A Lancashire council leader who had accused the government of bullying the region into accepting tier 3 coronavirus restrictions has suggested most leaders there do not believe tightened measures will curb infection rates.
Mohammed Iqbal, head of Pendle District Council, slammed the region’s new rules, saying: “I don’t think these restrictions will control coronavirus in Pendle or in Lancashire as a whole …
“It was repeatedly pointed out to government officials by Lancashire leaders that targeting just the hospitality sector is not enough.”
The north west was placed into the highest bracket of the government’s new tier 3 Covid 19 system on Friday following fraught negotiations between local politicians and government officials.
It means pubs, bars and casinos have been closed down there, while people cannot meet with members of other households in almost any setting.
But, in a revelation which will alarm other regional leaders facing similar talks in coming weeks, Councillor Iqbal said: “Boris Johnson’s officials led by Sir Ed Lister were unwilling to listen to any evidence and worryingly for the public could not present to leaders any forward plan on how 10 Downing Street’s proposal will control the virus.

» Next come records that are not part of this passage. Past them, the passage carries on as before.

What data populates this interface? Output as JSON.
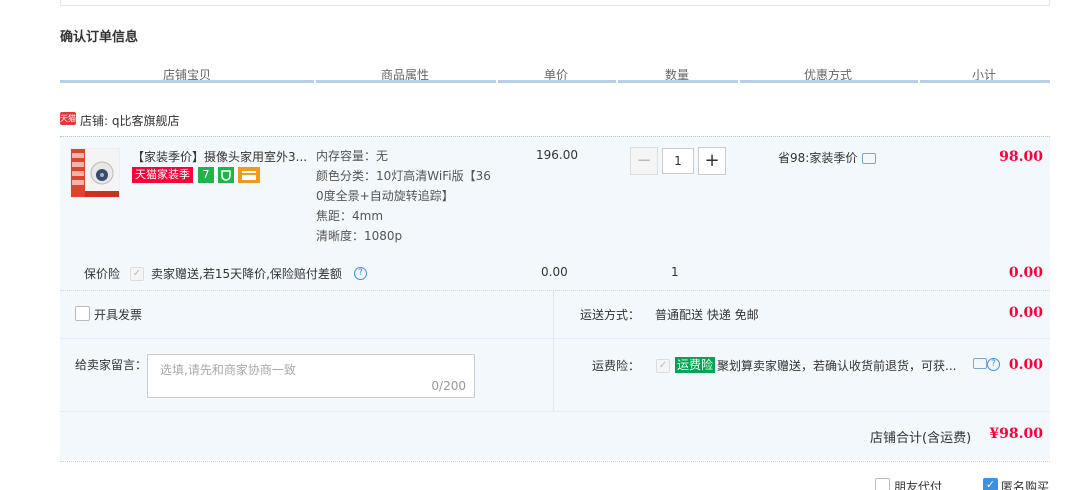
{
  "section_title": "确认订单信息",
  "columns": [
    "店铺宝贝",
    "商品属性",
    "单价",
    "数量",
    "优惠方式",
    "小计"
  ],
  "store": {
    "logo_text": "天猫",
    "name": "店铺: q比客旗舰店"
  },
  "item": {
    "title": "【家装季价】摄像头家用室外3...",
    "badge_main": "天猫家装季",
    "badge_7": "7",
    "props": [
      "内存容量：无",
      "颜色分类：10灯高清WiFi版【36",
      "0度全景+自动旋转追踪】",
      "焦距：4mm",
      "清晰度：1080p"
    ],
    "price": "196.00",
    "quantity": "1",
    "promo": "省98:家装季价",
    "subtotal": "98.00"
  },
  "insurance": {
    "label": "保价险",
    "text": "卖家赠送,若15天降价,保险赔付差额",
    "price": "0.00",
    "qty": "1",
    "subtotal": "0.00"
  },
  "invoice": {
    "label": "开具发票"
  },
  "shipping": {
    "label": "运送方式：",
    "value": "普通配送 快递 免邮",
    "price": "0.00"
  },
  "message": {
    "label": "给卖家留言：",
    "placeholder": "选填,请先和商家协商一致",
    "counter": "0/200"
  },
  "freight_insurance": {
    "label": "运费险：",
    "tag": "运费险",
    "text": "聚划算卖家赠送，若确认收货前退货，可获...",
    "price": "0.00"
  },
  "store_total": {
    "label": "店铺合计(含运费)",
    "value": "¥98.00"
  },
  "footer": {
    "friend_pay": "朋友代付",
    "anonymous": "匿名购买"
  }
}
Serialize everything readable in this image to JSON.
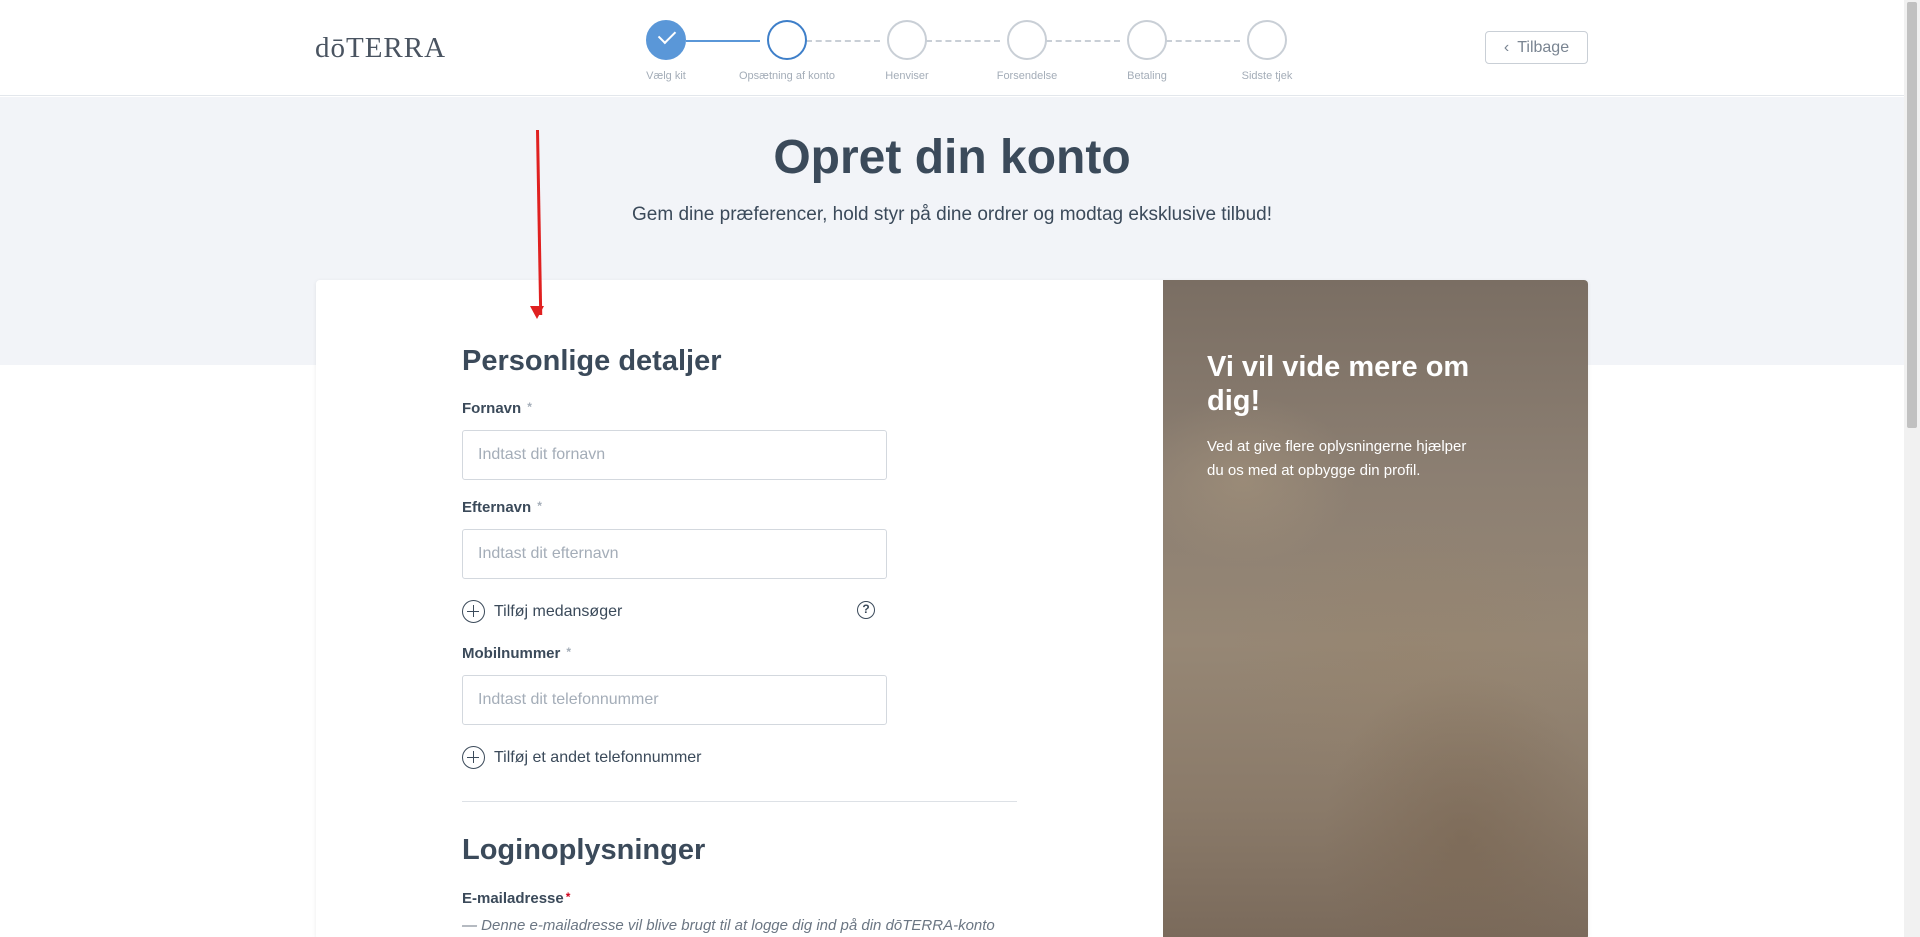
{
  "header": {
    "logo": "dōTERRA",
    "back_label": "Tilbage",
    "steps": [
      {
        "label": "Vælg kit",
        "state": "done"
      },
      {
        "label": "Opsætning af konto",
        "state": "active"
      },
      {
        "label": "Henviser",
        "state": "pending"
      },
      {
        "label": "Forsendelse",
        "state": "pending"
      },
      {
        "label": "Betaling",
        "state": "pending"
      },
      {
        "label": "Sidste tjek",
        "state": "pending"
      }
    ]
  },
  "hero": {
    "title": "Opret din konto",
    "subtitle": "Gem dine præferencer, hold styr på dine ordrer og modtag eksklusive tilbud!"
  },
  "form": {
    "section_personal": "Personlige detaljer",
    "first_name_label": "Fornavn",
    "first_name_placeholder": "Indtast dit fornavn",
    "last_name_label": "Efternavn",
    "last_name_placeholder": "Indtast dit efternavn",
    "add_coapplicant": "Tilføj medansøger",
    "mobile_label": "Mobilnummer",
    "mobile_placeholder": "Indtast dit telefonnummer",
    "add_phone": "Tilføj et andet telefonnummer",
    "section_login": "Loginoplysninger",
    "email_label": "E-mailadresse",
    "email_note": "— Denne e-mailadresse vil blive brugt til at logge dig ind på din dōTERRA-konto",
    "required_mark": "*",
    "help_glyph": "?"
  },
  "side_panel": {
    "title": "Vi vil vide mere om dig!",
    "text": "Ved at give flere oplysningerne hjælper du os med at opbygge din profil."
  },
  "colors": {
    "accent": "#5a97d8",
    "text": "#3b4a5a",
    "annotation": "#e02020",
    "hero_bg": "#f2f4f8"
  }
}
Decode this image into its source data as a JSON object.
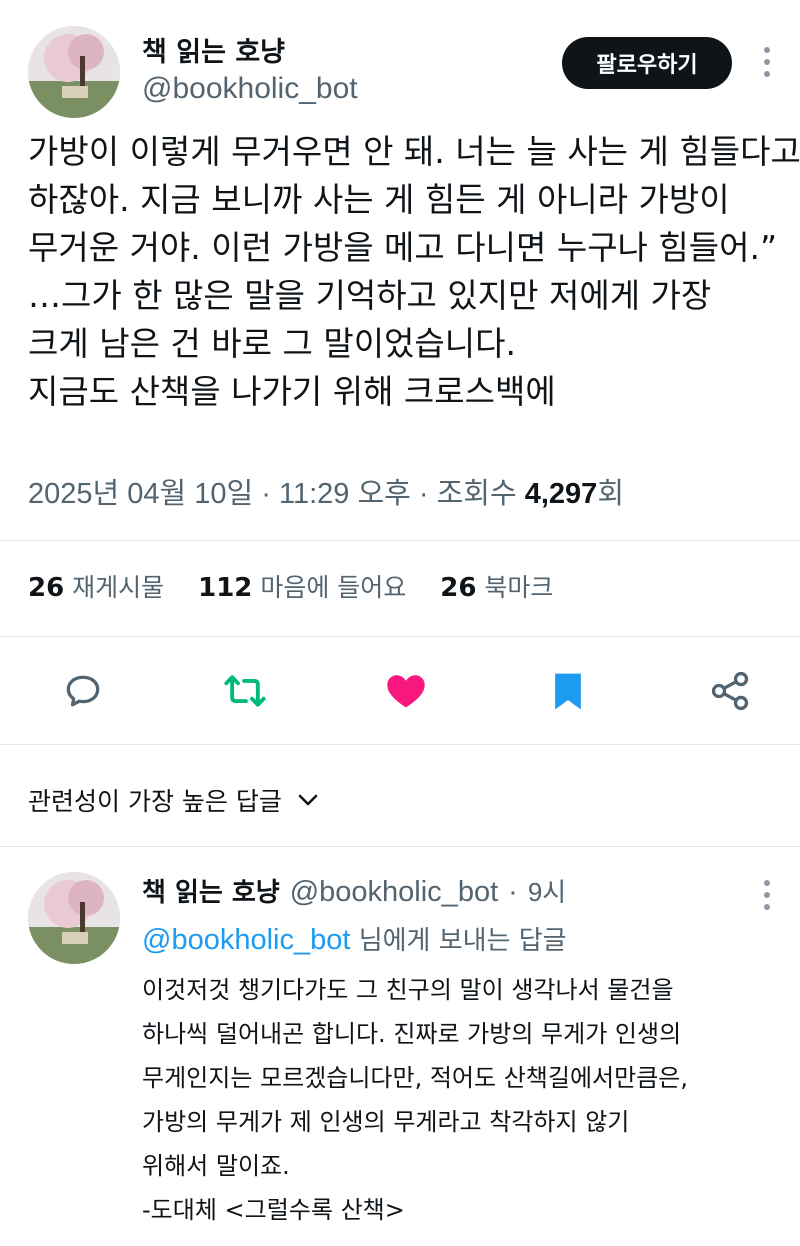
{
  "tweet": {
    "author": {
      "display_name": "책 읽는 호냥",
      "handle": "@bookholic_bot"
    },
    "follow_label": "팔로우하기",
    "text_lines": [
      "가방이 이렇게 무거우면 안 돼. 너는 늘 사는 게 힘들다고",
      "하잖아. 지금 보니까 사는 게 힘든 게 아니라 가방이",
      "무거운 거야. 이런 가방을 메고 다니면 누구나 힘들어.”",
      "…그가 한 많은 말을 기억하고 있지만 저에게 가장",
      "크게 남은 건 바로 그 말이었습니다.",
      "지금도 산책을 나가기 위해 크로스백에"
    ],
    "meta": {
      "date": "2025년 04월 10일",
      "sep1": "·",
      "time": "11:29 오후",
      "sep2": "·",
      "views_label": "조회수",
      "views": "4,297",
      "views_suffix": "회"
    },
    "stats": {
      "retweets": "26",
      "retweets_label": "재게시물",
      "likes": "112",
      "likes_label": "마음에 들어요",
      "bookmarks": "26",
      "bookmarks_label": "북마크"
    },
    "actions": [
      {
        "icon": "reply-icon"
      },
      {
        "icon": "retweet-icon"
      },
      {
        "icon": "heart-icon",
        "active": true
      },
      {
        "icon": "bookmark-icon",
        "active": true
      },
      {
        "icon": "share-icon"
      }
    ]
  },
  "replies_sort": {
    "label": "관련성이 가장 높은 답글"
  },
  "reply": {
    "display_name": "책 읽는 호냥",
    "handle": "@bookholic_bot",
    "sep": "·",
    "time": "9시",
    "replying_to_handle": "@bookholic_bot",
    "replying_to_suffix": "님에게 보내는 답글",
    "text_lines": [
      "이것저것 챙기다가도 그 친구의 말이 생각나서 물건을",
      "하나씩 덜어내곤 합니다. 진짜로 가방의 무게가 인생의",
      "무게인지는 모르겠습니다만, 적어도 산책길에서만큼은,",
      "가방의 무게가 제 인생의 무게라고 착각하지 않기",
      "위해서 말이죠.",
      "-도대체 <그럴수록 산책>"
    ]
  },
  "colors": {
    "text": "#0f1419",
    "secondary": "#536471",
    "link": "#1d9bf0",
    "retweet": "#00ba7c",
    "like": "#f91880",
    "bookmark": "#1d9bf0",
    "follow_bg": "#0f1419"
  }
}
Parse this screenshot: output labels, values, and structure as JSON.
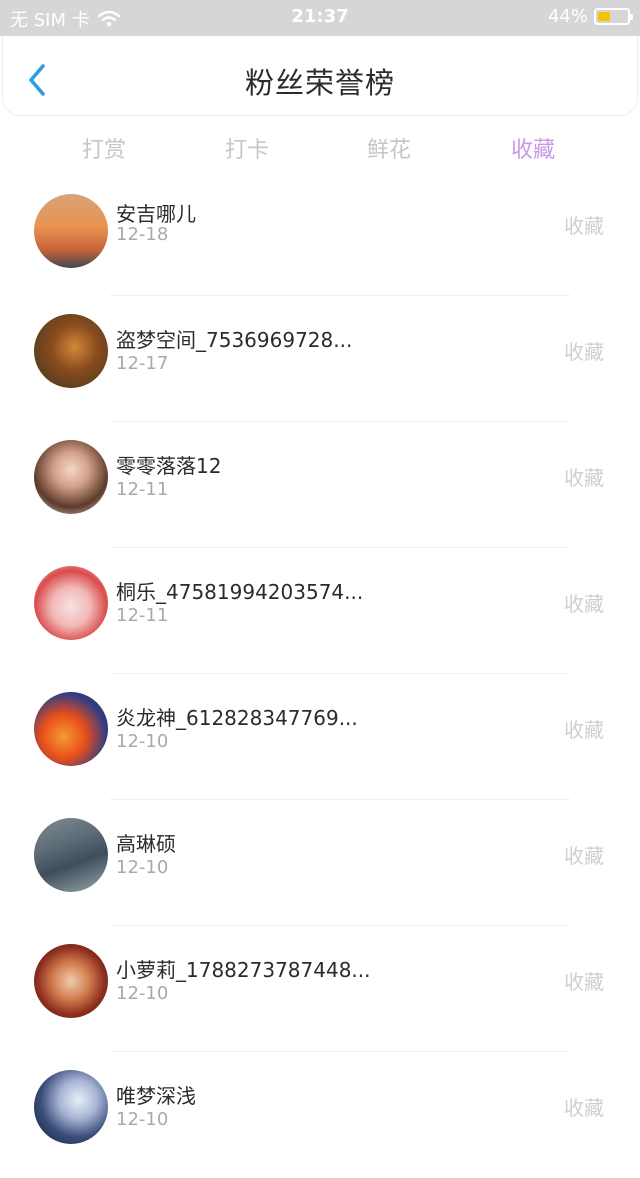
{
  "status_bar": {
    "carrier": "无 SIM 卡",
    "time": "21:37",
    "battery": "44%",
    "battery_level": 0.44,
    "icons": [
      "wifi-icon",
      "battery-icon"
    ]
  },
  "header": {
    "title": "粉丝荣誉榜",
    "back_icon": "chevron-left-icon",
    "accent": "#2d9ee0"
  },
  "tabs": [
    {
      "label": "打赏",
      "active": false
    },
    {
      "label": "打卡",
      "active": false
    },
    {
      "label": "鲜花",
      "active": false
    },
    {
      "label": "收藏",
      "active": true
    }
  ],
  "colors": {
    "active_tab": "#c79ae3",
    "inactive_tab": "#c6c6c6",
    "status_bar_bg": "#d6d6d6"
  },
  "list": [
    {
      "name": "安吉哪儿",
      "date": "12-18",
      "action": "收藏"
    },
    {
      "name": "盗梦空间_7536969728...",
      "date": "12-17",
      "action": "收藏"
    },
    {
      "name": "零零落落12",
      "date": "12-11",
      "action": "收藏"
    },
    {
      "name": "桐乐_47581994203574...",
      "date": "12-11",
      "action": "收藏"
    },
    {
      "name": "炎龙神_612828347769...",
      "date": "12-10",
      "action": "收藏"
    },
    {
      "name": "高琳硕",
      "date": "12-10",
      "action": "收藏"
    },
    {
      "name": "小萝莉_1788273787448...",
      "date": "12-10",
      "action": "收藏"
    },
    {
      "name": "唯梦深浅",
      "date": "12-10",
      "action": "收藏"
    }
  ]
}
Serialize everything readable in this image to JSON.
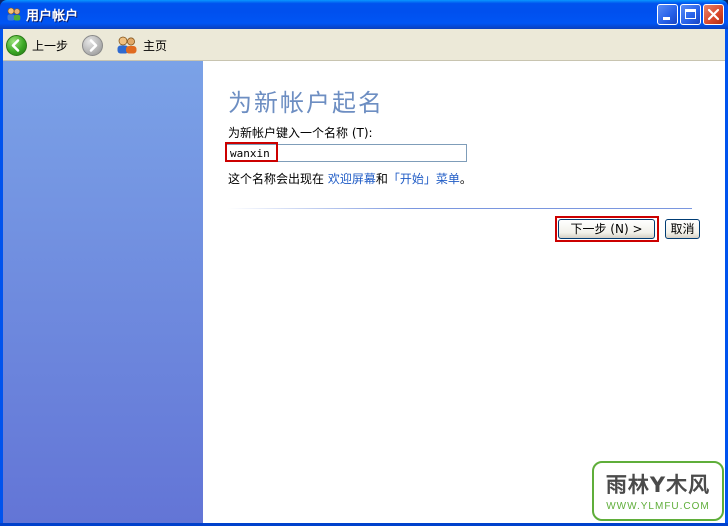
{
  "window": {
    "title": "用户帐户",
    "icon": "user-accounts-icon"
  },
  "titlebar_buttons": {
    "minimize": "minimize-icon",
    "maximize": "maximize-icon",
    "close": "close-icon"
  },
  "toolbar": {
    "back_label": "上一步",
    "forward_icon": "forward-arrow-icon",
    "home_label": "主页"
  },
  "main": {
    "heading": "为新帐户起名",
    "prompt": "为新帐户键入一个名称 (T):",
    "name_value": "wanxin",
    "note_prefix": "这个名称会出现在 ",
    "note_link_welcome": "欢迎屏幕",
    "note_and": "和",
    "note_link_start": "「开始」菜单",
    "note_suffix": "。",
    "next_button": "下一步 (N) >",
    "cancel_button": "取消"
  },
  "watermark": {
    "main": "雨林Y木风",
    "sub": "WWW.YLMFU.COM"
  },
  "colors": {
    "title_bar": "#0053ee",
    "sidebar_top": "#7ba2e7",
    "sidebar_bottom": "#6375d6",
    "heading": "#6d8ec2",
    "link": "#215dc6",
    "highlight": "#cc0000"
  }
}
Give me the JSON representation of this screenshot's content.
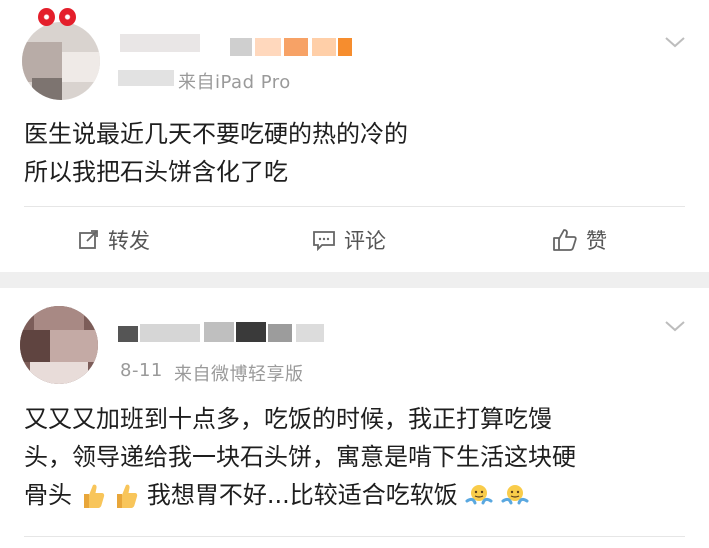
{
  "post1": {
    "meta_suffix": "来自iPad Pro",
    "lines": [
      "医生说最近几天不要吃硬的热的冷的",
      "所以我把石头饼含化了吃"
    ],
    "actions": {
      "repost": "转发",
      "comment": "评论",
      "like": "赞"
    }
  },
  "post2": {
    "date": "8-11",
    "source": "来自微博轻享版",
    "line1": "又又又加班到十点多，吃饭的时候，我正打算吃馒",
    "line2": "头，领导递给我一块石头饼，寓意是啃下生活这块硬",
    "line3_start": "骨头",
    "line3_mid": "我想胃不好...比较适合吃软饭"
  },
  "icons": {
    "repost": "repost-icon",
    "comment": "comment-icon",
    "like": "thumbs-up-icon",
    "chevron": "chevron-down-icon"
  },
  "colors": {
    "accent_gold": "#f2c21d",
    "meta_gray": "#9a9a9a"
  }
}
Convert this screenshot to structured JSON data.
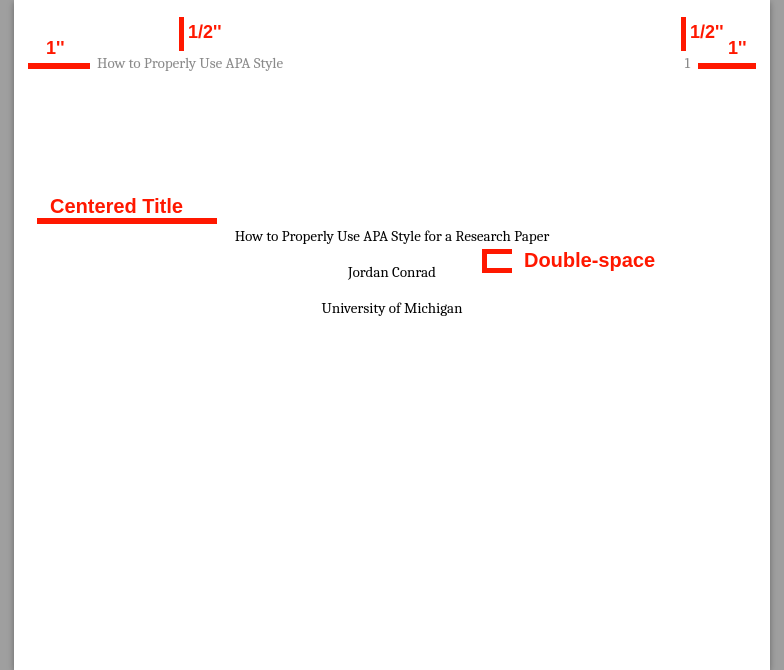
{
  "header": {
    "running_head": "How to Properly Use APA Style",
    "page_number": "1"
  },
  "body": {
    "title": "How to Properly Use APA Style for a Research Paper",
    "author": "Jordan Conrad",
    "affiliation": "University of Michigan"
  },
  "annotations": {
    "left_margin": "1''",
    "left_top_margin": "1/2''",
    "right_top_margin": "1/2''",
    "right_margin": "1''",
    "centered_title": "Centered Title",
    "double_space": "Double-space"
  }
}
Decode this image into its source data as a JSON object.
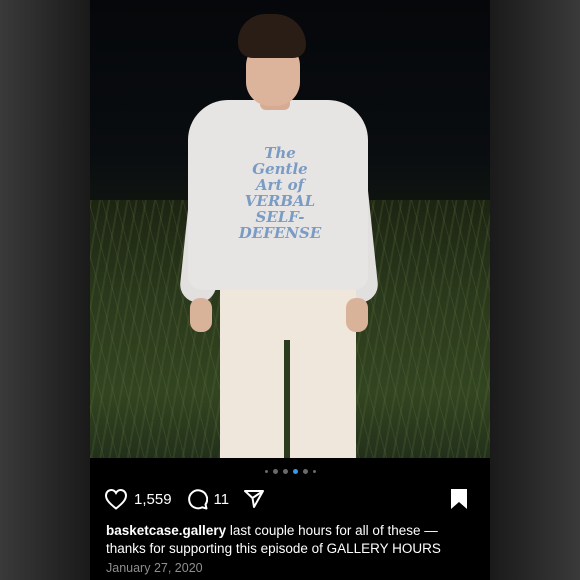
{
  "post": {
    "likes": "1,559",
    "comments": "11",
    "username": "basketcase.gallery",
    "caption_line1": "last couple hours for all of these —",
    "caption_line2": "thanks for supporting this episode of GALLERY HOURS",
    "date": "January 27, 2020",
    "shirt_text": [
      "The",
      "Gentle",
      "Art of",
      "VERBAL",
      "SELF-",
      "DEFENSE"
    ],
    "carousel": {
      "count": 6,
      "active_index": 3
    }
  },
  "colors": {
    "accent": "#3897f0",
    "muted": "#8e8e8e",
    "background": "#000000"
  },
  "icons": [
    "heart-icon",
    "comment-icon",
    "share-icon",
    "bookmark-icon"
  ]
}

“Schools, retail, the workplace and a minority of non-compliant individuals are where most of the coronavirus transmission occurs. Officials refused to take that public health evidence on board and said that these other areas of significant transmission were off-limits.”
The Labour leader told the Lancashire Telegraph: “Throughout the negotiations, government officials were only interested in the politics and threatened any district leader who did not fall into line with 10 Downing Streets that their borough ‘would become an island’ that would receive much less in funding and resource.”
The criticism follows other leaders expressing disquiet at how discussions had unfolded.
Paul Foster, the Labour leader of South Ribble Council, had said: “We’ve [been] bullied, harassed, threatened and blackmailed into moving into tier three.
“The government basically said they would place residents into more draconian measures in those districts that didn’t agree to a deal.”
The new rules – which it is understood will see the region receive £42 million in financial support – came into force at a minute midnight on Saturday.